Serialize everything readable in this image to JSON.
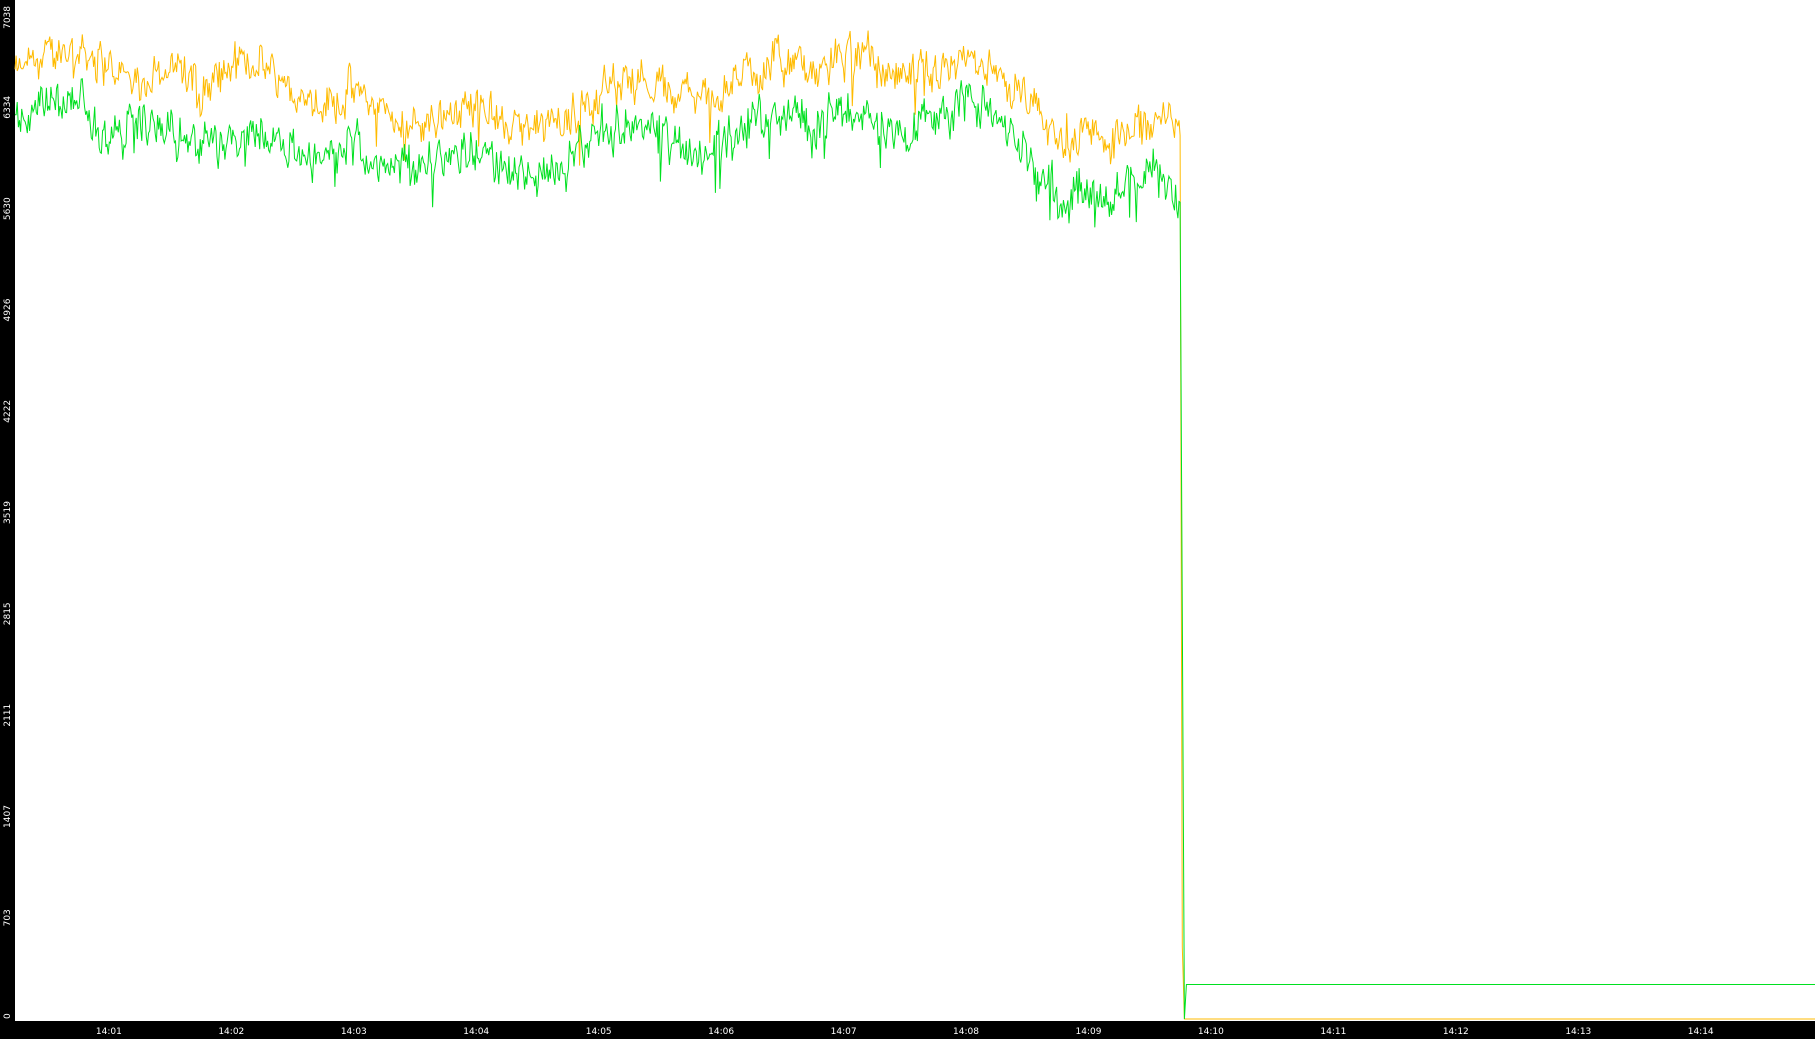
{
  "chart_data": {
    "type": "line",
    "title": "",
    "xlabel": "",
    "ylabel": "",
    "background": "#ffffff",
    "axis_color": "#000000",
    "tick_label_color": "#ffffff",
    "grid": false,
    "legend": "none",
    "xlim": [
      "14:00:14",
      "14:14:56"
    ],
    "ylim": [
      0,
      7038
    ],
    "yticks": [
      0,
      703,
      1407,
      2111,
      2815,
      3519,
      4222,
      4926,
      5630,
      6334,
      7038
    ],
    "xticks": [
      "14:01",
      "14:02",
      "14:03",
      "14:04",
      "14:05",
      "14:06",
      "14:07",
      "14:08",
      "14:09",
      "14:10",
      "14:11",
      "14:12",
      "14:13",
      "14:14"
    ],
    "noise": {
      "orange": 220,
      "green": 230
    },
    "series": [
      {
        "color": "#ffbb00",
        "x": [
          "14:00:14",
          "14:00:30",
          "14:00:45",
          "14:01:00",
          "14:01:15",
          "14:01:30",
          "14:01:45",
          "14:02:00",
          "14:02:15",
          "14:02:30",
          "14:02:45",
          "14:03:00",
          "14:03:15",
          "14:03:30",
          "14:03:45",
          "14:04:00",
          "14:04:15",
          "14:04:30",
          "14:04:45",
          "14:05:00",
          "14:05:15",
          "14:05:30",
          "14:05:45",
          "14:06:00",
          "14:06:15",
          "14:06:30",
          "14:06:45",
          "14:07:00",
          "14:07:15",
          "14:07:30",
          "14:07:45",
          "14:08:00",
          "14:08:15",
          "14:08:30",
          "14:08:45",
          "14:09:00",
          "14:09:15",
          "14:09:30",
          "14:09:45",
          "14:09:46",
          "14:09:47",
          "14:14:56"
        ],
        "values": [
          6550,
          6700,
          6750,
          6600,
          6500,
          6650,
          6450,
          6600,
          6650,
          6500,
          6350,
          6450,
          6300,
          6200,
          6300,
          6350,
          6200,
          6150,
          6250,
          6450,
          6550,
          6500,
          6400,
          6450,
          6600,
          6650,
          6550,
          6700,
          6650,
          6500,
          6600,
          6700,
          6550,
          6350,
          6100,
          6150,
          6100,
          6250,
          6250,
          500,
          0,
          0
        ]
      },
      {
        "color": "#00e020",
        "x": [
          "14:00:14",
          "14:00:30",
          "14:00:45",
          "14:01:00",
          "14:01:15",
          "14:01:30",
          "14:01:45",
          "14:02:00",
          "14:02:15",
          "14:02:30",
          "14:02:45",
          "14:03:00",
          "14:03:15",
          "14:03:30",
          "14:03:45",
          "14:04:00",
          "14:04:15",
          "14:04:30",
          "14:04:45",
          "14:05:00",
          "14:05:15",
          "14:05:30",
          "14:05:45",
          "14:06:00",
          "14:06:15",
          "14:06:30",
          "14:06:45",
          "14:07:00",
          "14:07:15",
          "14:07:30",
          "14:07:45",
          "14:08:00",
          "14:08:15",
          "14:08:30",
          "14:08:45",
          "14:09:00",
          "14:09:15",
          "14:09:30",
          "14:09:45",
          "14:09:46",
          "14:09:47",
          "14:09:48",
          "14:14:56"
        ],
        "values": [
          6250,
          6350,
          6400,
          6100,
          6250,
          6150,
          6050,
          6150,
          6200,
          6050,
          5950,
          6100,
          5950,
          5900,
          6000,
          6050,
          5900,
          5850,
          5950,
          6150,
          6250,
          6150,
          6000,
          6050,
          6250,
          6300,
          6200,
          6300,
          6250,
          6150,
          6300,
          6400,
          6250,
          6000,
          5750,
          5800,
          5750,
          5900,
          5700,
          2815,
          0,
          240,
          240
        ]
      }
    ]
  }
}
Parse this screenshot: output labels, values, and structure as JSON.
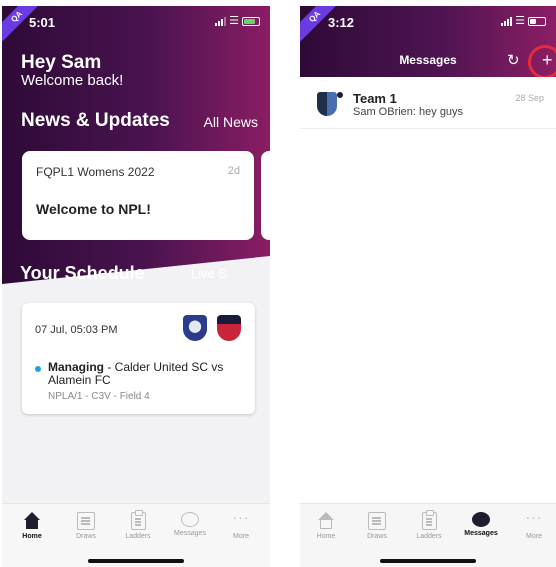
{
  "left": {
    "status": {
      "time": "5:01",
      "ribbon": "QA"
    },
    "greeting": {
      "title": "Hey Sam",
      "subtitle": "Welcome back!"
    },
    "news": {
      "section_title": "News & Updates",
      "link": "All News",
      "card": {
        "title": "FQPL1 Womens 2022",
        "age": "2d",
        "headline": "Welcome to NPL!"
      }
    },
    "schedule": {
      "section_title": "Your Schedule",
      "link": "Live S",
      "match": {
        "datetime": "07 Jul, 05:03 PM",
        "role": "Managing",
        "fixture": " - Calder United SC vs Alamein FC",
        "meta": "NPLA/1 - C3V - Field 4",
        "dot_color": "#1aa6e0"
      }
    },
    "tabs": [
      "Home",
      "Draws",
      "Ladders",
      "Messages",
      "More"
    ],
    "active_tab": "Home"
  },
  "right": {
    "status": {
      "time": "3:12",
      "ribbon": "QA"
    },
    "header": {
      "title": "Messages",
      "refresh_icon": "refresh-icon",
      "add_icon": "plus-icon",
      "highlight_color": "#e82a3c"
    },
    "threads": [
      {
        "name": "Team 1",
        "date": "28 Sep",
        "preview": "Sam OBrien: hey guys"
      }
    ],
    "tabs": [
      "Home",
      "Draws",
      "Ladders",
      "Messages",
      "More"
    ],
    "active_tab": "Messages"
  },
  "colors": {
    "header_start": "#2e0a37",
    "header_end": "#8c1e64",
    "accent": "#6a3be0"
  }
}
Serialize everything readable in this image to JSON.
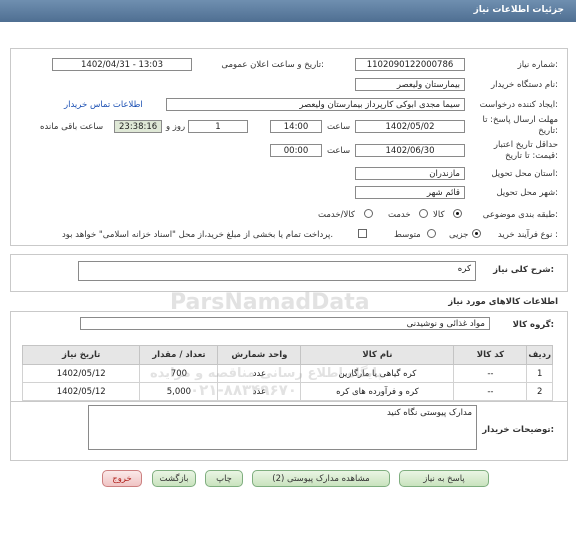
{
  "header": {
    "title": "جزئیات اطلاعات نیاز"
  },
  "form": {
    "need_number_label": "شماره نیاز:",
    "need_number": "1102090122000786",
    "announce_label": "تاریخ و ساعت اعلان عمومی:",
    "announce_value": "1402/04/31 - 13:03",
    "buyer_org_label": "نام دستگاه خریدار:",
    "buyer_org": "بیمارستان ولیعصر",
    "requester_label": "ایجاد کننده درخواست:",
    "requester": "سیما مجدی ابوکی کارپرداز بیمارستان ولیعصر",
    "contact_link": "اطلاعات تماس خریدار",
    "deadline_label": "مهلت ارسال پاسخ: تا تاریخ:",
    "deadline_date": "1402/05/02",
    "time_label": "ساعت",
    "deadline_time": "14:00",
    "days_count": "1",
    "days_label": "روز و",
    "remaining_time": "23:38:16",
    "remaining_label": "ساعت باقی مانده",
    "validity_label": "حداقل تاریخ اعتبار قیمت: تا تاریخ:",
    "validity_date": "1402/06/30",
    "validity_time": "00:00",
    "province_label": "استان محل تحویل:",
    "province": "مازندران",
    "city_label": "شهر محل تحویل:",
    "city": "قائم شهر",
    "category_label": "طبقه بندی موضوعی:",
    "category_options": [
      "کالا",
      "خدمت",
      "کالا/خدمت"
    ],
    "purchase_type_label": "نوع فرآیند خرید :",
    "purchase_type_options": [
      "جزیی",
      "متوسط"
    ],
    "payment_note": "پرداخت تمام یا بخشی از مبلغ خرید،از محل \"اسناد خزانه اسلامی\" خواهد بود."
  },
  "summary": {
    "label": "شرح کلی نیاز:",
    "value": "کره"
  },
  "goods": {
    "section_title": "اطلاعات کالاهای مورد نیاز",
    "group_label": "گروه کالا:",
    "group_value": "مواد غذائی و نوشیدنی",
    "columns": [
      "ردیف",
      "کد کالا",
      "نام کالا",
      "واحد شمارش",
      "تعداد / مقدار",
      "تاریخ نیاز"
    ],
    "rows": [
      [
        "1",
        "--",
        "کره گیاهی یا مارگارین",
        "عدد",
        "700",
        "1402/05/12"
      ],
      [
        "2",
        "--",
        "کره و فرآورده های کره",
        "عدد",
        "5,000",
        "1402/05/12"
      ]
    ]
  },
  "buyer_notes": {
    "label": "توضیحات خریدار:",
    "value": "مدارک پیوستی نگاه کنید"
  },
  "buttons": {
    "reply": "پاسخ به نیاز",
    "attachments": "مشاهده مدارک پیوستی (2)",
    "print": "چاپ",
    "back": "بازگشت",
    "exit": "خروج"
  },
  "watermark": {
    "brand": "ParsNamadData",
    "line1": "پایگاه اطلاع رسانی مناقصه و مزایده",
    "phone": "۰۲۱-۸۸۳۴۹۶۷۰"
  }
}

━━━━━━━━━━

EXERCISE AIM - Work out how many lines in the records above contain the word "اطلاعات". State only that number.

RESPONSE TO THE TASK - 3